BW: OK. One last thing before we let you talk about the Glory Days: Dreams and Nightmares podcast. You've seen Ohio State, you've looked at Oregon a bit. Are you willing to go on the record with a prediction? Spencer: Yeah, I got you on a little prediction. Oregon is going to struggle with a little bit of the downhill running as I was mentioning, so they are going to have to rely on their throwing which is going to put them in a quicker hole. I got us 49, to a late 21 points that they score. Twenty-one to 24 points. So I got 49-24 with a bulk of their points coming in the fourth quarter.
On what Ohio State fans and listeners can expect from the Glory Days: Dreams and Nightmares Podcast
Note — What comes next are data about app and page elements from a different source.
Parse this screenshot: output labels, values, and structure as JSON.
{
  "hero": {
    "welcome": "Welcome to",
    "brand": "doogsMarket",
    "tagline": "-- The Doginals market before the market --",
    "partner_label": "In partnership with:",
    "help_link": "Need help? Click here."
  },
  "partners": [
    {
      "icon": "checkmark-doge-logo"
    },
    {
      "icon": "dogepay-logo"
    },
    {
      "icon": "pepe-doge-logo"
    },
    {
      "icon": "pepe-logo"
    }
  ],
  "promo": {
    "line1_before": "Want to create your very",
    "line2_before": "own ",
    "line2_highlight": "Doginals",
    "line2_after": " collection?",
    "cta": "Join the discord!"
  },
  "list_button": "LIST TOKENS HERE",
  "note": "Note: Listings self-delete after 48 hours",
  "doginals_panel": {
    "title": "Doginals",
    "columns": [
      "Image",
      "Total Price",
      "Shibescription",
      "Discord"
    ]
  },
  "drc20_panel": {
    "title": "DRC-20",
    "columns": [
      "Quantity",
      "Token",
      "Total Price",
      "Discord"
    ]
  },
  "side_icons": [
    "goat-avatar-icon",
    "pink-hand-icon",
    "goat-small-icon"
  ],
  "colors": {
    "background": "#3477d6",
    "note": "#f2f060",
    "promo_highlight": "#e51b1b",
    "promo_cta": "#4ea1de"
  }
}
BW: Alright, you heard it here first. So let's talk about the podcast then. 'Glory Days: Dreams and Nightmares.' Tell us what we need to know. Spencer: Yeah, the irony there is the song, Dreams and Nightmares from Meek Mill is something that resonates so deeply with us in that season, and that year specifically. But then you just think about the general metaphor or analogy of dreams and nightmares when you look at the triumphant success of our season as one thing. And then you start looking down through all of the hurdles we overcame that season. Whether it's two Heisman trophy candidates going down, the death of a teammate we were all so close with that I could tell you what we were talking about at dinner days before all of this happened. But then still coming back and finding a way to be our best selves on Saturday mornings, evenings, and nights. It's been really cool to kind of go back and retell these stories because in the moments, we thought nothing but, not that we were saying this could never happen, but this is just going to be so unique and somebody has got to tell the story and really give it justice. What we realized is, well, nobody can tell the story better than from a first-person perspective. So, why don't we do that while realize that we got a chance to be connected with two ex-FOX Sports executives, and both of them come with their own layers of relationships and expertise and connections. Now we're looking at nine team members fourteen months later and releasing our second episode Wednesday the 8th of September and we're really cooking. It's now a well-oiled machine. We're now actively engaging in sales conversations, engaging with brands, and figuring out ways that we can be mutually beneficial with everybody. But it's all backed on the fact that we own our story, and we want to make sure that we can give this detailed, first-person perspective. And ... hopefully, use it as an example for other guys and girls that are in sports that have highly unique moments and memories that they would want to share. This is something that's unique to us, but other people's moments are unique to them. Hopefully, they can see from abilities in a creative studio standpoint to do this. Hopefully, they can see that we can help replicate theirs. That's really the long-term mission, and where we are on the project.
How to listen to the 'Glory Days: Dreams and Nightmares' podcast and what's coming in the future
We want to thank Evan and the folks with Glory Days Podcast for their time. And trust us when we say re-living that 2014 season is something you are not going to want to miss. Episode 1 of Glory Days: Dreams and Nightmares is already out there, with Episode 2 dropping Wednesday, September 8. You can go to the home of Glory Days Podcast and begin to get a peek behind the curtain of what we all fondly remember from that unexpected run to a national title by listening and spreading the word. [listicle id=58571] Contact/Follow us @BuckeyesWire on Twitter, and like our page on Facebook to follow ongoing coverage of Ohio State news, notes and opinion.